  • avoiding contact with the child and family in order to avoid being faced with the reality of their circumstances.

P27 Understanding assessment and decision-making

step 5 predict the outlook for the child
Step 5 - Predict the outlook for the child

Consider whether the child’s health and development will be compromised if the current situation does not improve.

Decide whether the child is suffering, or likely to suffer, significant harm.

P27 Understanding assessment and decision-making

step 5 continued anxiety
Step 5 continued:anxiety

The process of trying to predict the outlook for the child can also provoke anxiety

“High levels of emotion adversely affect cognitive functioning and capacity for information processing. This has particular relevance for child protection workers and the highly charged emotional content and context of their work.”

(Anderson 2000, p841)

“The common obstacle to reflection is anxiety…anxiety has a profound effect on our ability to think, feel and act.”

(Ruch 2002, p202)

P27 Understanding assessment and decision-making

step 5 continued anxiety1
Step 5 continued:anxiety

Anxiety should not be ignored

“Practitioners need a secure relationship which will afford them a space where unthinkable experiences can be processed and made thinkable and manageable.”

(Ruch 2007)

P27 Understanding assessment and decision-making

step 5 continued supervision
Step 5 continued:supervision

“Effective and accessible supervision is essential to help staff to put in to practice the critical thinking required to understand cases holistically, complete analytical assessments, and weigh up interacting risk and protective factors.”

(Brandon et.al. 2009, p325)

“Social work requires an exceptionally high level of skill in analytical and intuitive reasoning. Supervisors plays an essential role in helping social workers to improve on both dimension.”

(Munro 2008, p9)

P27 Understanding assessment and decision-making

step 6 plan interventions
Step 6 - Plan interventions

Absolute clarity is required about:

how each unmet need is to be addressed;

who is to do what, and when;

what must change and by when;

the role of each practitioner involved;

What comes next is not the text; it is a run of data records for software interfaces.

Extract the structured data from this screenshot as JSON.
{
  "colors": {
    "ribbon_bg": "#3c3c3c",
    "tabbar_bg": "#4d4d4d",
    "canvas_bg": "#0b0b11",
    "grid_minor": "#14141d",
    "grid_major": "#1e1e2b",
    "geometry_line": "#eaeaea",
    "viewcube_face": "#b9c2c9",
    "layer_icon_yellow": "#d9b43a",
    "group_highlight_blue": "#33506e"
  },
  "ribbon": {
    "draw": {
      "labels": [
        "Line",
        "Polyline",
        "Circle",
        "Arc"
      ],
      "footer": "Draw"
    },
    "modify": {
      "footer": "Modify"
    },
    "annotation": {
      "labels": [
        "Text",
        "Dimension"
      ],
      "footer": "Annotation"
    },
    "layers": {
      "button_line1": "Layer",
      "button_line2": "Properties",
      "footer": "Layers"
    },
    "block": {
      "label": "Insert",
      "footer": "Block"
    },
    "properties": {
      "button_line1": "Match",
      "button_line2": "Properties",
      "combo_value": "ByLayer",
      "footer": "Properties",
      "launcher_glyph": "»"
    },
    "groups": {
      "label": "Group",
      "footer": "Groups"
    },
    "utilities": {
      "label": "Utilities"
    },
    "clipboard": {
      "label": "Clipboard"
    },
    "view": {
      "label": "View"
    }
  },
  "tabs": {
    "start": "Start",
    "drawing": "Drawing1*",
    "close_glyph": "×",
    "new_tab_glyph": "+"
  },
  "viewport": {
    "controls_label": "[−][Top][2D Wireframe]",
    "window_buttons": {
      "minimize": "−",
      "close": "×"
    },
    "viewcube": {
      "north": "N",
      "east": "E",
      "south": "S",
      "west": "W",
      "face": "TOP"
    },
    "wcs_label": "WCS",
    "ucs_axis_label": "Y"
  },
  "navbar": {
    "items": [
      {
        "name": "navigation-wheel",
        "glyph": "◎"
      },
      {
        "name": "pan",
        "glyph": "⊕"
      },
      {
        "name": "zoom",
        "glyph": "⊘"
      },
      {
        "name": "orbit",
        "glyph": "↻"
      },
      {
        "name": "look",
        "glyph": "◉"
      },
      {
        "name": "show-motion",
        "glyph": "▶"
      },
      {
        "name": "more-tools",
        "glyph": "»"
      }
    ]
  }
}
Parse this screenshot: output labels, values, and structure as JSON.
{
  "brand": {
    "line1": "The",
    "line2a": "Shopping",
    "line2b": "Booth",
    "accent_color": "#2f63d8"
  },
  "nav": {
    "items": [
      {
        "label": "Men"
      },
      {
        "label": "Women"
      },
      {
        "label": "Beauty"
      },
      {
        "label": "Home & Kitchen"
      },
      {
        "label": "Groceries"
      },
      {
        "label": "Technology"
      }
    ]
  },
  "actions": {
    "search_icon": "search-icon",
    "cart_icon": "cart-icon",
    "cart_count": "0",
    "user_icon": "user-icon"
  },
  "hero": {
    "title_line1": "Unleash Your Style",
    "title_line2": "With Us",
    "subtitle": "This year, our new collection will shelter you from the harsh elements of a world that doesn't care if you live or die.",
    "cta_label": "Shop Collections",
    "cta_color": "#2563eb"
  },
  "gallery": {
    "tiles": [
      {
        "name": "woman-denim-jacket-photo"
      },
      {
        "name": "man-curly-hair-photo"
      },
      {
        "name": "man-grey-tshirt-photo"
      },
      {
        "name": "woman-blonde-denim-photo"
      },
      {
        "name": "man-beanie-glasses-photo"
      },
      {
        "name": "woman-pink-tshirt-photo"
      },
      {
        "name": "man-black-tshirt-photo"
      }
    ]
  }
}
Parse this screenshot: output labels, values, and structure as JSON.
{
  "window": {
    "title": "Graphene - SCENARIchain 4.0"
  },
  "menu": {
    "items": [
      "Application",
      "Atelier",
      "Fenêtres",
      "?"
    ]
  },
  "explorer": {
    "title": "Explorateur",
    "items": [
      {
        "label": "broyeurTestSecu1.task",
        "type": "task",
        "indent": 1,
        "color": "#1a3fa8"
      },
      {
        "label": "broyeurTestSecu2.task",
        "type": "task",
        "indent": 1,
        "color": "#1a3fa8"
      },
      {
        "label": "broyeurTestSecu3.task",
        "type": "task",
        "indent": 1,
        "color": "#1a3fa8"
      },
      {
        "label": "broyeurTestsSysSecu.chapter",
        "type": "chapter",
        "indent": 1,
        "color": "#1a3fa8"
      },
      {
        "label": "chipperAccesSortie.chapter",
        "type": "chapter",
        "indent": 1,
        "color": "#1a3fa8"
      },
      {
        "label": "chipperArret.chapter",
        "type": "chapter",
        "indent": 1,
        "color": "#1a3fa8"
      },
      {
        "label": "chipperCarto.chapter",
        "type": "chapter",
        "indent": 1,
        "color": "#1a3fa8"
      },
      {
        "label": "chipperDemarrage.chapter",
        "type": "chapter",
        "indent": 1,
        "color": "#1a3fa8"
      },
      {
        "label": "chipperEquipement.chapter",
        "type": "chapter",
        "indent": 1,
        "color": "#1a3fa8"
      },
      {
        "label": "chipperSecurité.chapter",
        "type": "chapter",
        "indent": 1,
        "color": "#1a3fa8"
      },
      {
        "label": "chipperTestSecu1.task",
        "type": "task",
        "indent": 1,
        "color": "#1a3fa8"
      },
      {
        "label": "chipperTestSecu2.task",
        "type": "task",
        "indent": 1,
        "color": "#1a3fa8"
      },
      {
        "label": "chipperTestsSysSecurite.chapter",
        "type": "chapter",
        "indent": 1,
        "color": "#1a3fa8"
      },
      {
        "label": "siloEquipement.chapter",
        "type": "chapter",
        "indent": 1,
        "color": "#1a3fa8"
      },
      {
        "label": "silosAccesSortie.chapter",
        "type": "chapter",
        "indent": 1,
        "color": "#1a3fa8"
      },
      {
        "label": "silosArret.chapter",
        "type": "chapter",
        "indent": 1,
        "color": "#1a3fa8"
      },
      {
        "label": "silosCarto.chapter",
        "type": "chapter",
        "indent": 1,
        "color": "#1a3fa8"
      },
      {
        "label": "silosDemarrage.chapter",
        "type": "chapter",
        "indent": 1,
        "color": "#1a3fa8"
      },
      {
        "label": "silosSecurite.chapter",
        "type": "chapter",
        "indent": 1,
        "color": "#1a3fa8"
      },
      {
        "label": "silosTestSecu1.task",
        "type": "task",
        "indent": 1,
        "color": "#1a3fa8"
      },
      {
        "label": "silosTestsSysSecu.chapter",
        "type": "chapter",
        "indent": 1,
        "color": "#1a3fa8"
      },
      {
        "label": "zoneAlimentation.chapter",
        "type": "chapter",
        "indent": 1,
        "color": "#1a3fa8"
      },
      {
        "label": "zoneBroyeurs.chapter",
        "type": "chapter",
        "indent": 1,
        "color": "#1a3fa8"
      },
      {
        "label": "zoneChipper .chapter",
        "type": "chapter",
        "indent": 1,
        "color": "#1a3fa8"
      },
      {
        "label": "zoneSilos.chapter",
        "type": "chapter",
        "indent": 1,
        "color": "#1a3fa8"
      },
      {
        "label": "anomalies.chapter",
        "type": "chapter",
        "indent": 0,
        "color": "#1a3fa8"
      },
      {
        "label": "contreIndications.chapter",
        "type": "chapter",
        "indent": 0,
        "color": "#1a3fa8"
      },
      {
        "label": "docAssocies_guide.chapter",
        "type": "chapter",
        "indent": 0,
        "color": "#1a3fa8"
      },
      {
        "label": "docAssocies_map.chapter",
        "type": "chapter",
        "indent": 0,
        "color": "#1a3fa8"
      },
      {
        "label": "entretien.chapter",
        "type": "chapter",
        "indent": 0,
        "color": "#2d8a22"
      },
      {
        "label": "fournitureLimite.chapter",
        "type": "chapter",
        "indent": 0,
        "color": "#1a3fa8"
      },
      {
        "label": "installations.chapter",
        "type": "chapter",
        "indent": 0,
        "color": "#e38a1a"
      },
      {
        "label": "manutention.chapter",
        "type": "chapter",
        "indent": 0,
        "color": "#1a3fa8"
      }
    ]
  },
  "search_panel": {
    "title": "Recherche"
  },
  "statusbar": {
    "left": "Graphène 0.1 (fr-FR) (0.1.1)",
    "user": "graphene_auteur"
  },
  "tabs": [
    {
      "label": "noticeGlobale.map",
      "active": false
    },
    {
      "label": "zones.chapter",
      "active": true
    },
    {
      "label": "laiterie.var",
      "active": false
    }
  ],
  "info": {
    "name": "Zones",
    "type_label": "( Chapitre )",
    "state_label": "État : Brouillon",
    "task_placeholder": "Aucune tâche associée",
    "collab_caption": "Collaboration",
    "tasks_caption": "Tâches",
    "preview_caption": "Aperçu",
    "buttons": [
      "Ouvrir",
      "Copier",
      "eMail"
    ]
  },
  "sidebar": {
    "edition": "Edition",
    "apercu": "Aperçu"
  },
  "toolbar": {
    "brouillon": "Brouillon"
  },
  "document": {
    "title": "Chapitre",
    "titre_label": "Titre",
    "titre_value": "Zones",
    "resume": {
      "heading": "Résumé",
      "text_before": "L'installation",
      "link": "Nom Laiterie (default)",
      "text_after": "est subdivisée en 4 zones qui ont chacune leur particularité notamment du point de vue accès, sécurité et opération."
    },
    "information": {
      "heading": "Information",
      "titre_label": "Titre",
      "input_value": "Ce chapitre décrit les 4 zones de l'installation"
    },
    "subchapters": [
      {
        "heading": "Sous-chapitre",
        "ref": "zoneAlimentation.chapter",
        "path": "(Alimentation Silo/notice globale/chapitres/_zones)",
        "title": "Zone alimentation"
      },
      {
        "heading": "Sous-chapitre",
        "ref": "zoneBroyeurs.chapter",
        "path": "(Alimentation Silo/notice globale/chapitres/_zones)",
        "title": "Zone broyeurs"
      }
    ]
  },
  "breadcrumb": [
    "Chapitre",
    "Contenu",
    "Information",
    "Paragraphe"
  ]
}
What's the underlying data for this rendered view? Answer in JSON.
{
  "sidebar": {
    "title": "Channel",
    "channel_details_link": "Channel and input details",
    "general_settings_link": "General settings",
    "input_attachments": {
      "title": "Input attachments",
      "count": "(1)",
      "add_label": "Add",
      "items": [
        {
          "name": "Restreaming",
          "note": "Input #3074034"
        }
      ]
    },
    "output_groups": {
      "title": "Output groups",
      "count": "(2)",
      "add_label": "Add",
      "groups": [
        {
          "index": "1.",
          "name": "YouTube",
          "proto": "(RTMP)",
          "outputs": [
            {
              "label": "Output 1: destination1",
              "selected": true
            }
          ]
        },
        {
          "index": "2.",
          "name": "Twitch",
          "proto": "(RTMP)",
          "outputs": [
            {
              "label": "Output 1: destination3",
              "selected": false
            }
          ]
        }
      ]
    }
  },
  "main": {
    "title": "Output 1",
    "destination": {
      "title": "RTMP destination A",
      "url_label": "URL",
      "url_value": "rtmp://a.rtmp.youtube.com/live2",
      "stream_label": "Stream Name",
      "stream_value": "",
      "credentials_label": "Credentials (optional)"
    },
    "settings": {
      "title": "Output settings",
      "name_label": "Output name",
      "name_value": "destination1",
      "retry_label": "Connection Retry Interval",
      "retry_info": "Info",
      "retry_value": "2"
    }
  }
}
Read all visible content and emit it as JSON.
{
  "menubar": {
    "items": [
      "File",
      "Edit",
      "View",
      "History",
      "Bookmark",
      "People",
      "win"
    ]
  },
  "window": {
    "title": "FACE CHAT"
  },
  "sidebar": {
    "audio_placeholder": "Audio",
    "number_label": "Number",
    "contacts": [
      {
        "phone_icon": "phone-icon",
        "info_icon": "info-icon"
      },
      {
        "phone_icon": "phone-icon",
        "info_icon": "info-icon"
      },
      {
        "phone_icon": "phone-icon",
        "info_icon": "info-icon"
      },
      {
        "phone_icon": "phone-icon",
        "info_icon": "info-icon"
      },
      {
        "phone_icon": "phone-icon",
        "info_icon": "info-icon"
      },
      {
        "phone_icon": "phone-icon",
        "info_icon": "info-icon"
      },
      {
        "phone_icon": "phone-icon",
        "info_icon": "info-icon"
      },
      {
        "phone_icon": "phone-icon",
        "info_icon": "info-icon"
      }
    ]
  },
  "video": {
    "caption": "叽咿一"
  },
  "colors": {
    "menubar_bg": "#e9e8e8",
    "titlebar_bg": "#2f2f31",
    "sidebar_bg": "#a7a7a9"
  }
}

how plans will be communicated to children and parents / carers;

how the pan will be monitored, by whom and when.

P27 Understanding assessment and decision-making

step 7 identify outcomes and measures which would indicate whether interventions are successful
Step 7 - Identify outcomes and measures which would indicate whether interventions are successful.

Assessment has to be an ongoing process, review is essentially re-assessment, focusing on:

are the unmet needs now being met;

can change be attributed to the services provided and

what needs to happen next?

P27 Understanding assessment and decision-making

conclusion
Conclusion

There are rarely ‘quick fixes’ for neglect.

Good assessment requires clarity of purpose, time and support.

At the same time, assessment and decision-making should not be allowed to drift.

Processes for review, that is, re-assessment, must be built into all plans.

P27 Understanding assessment and decision-making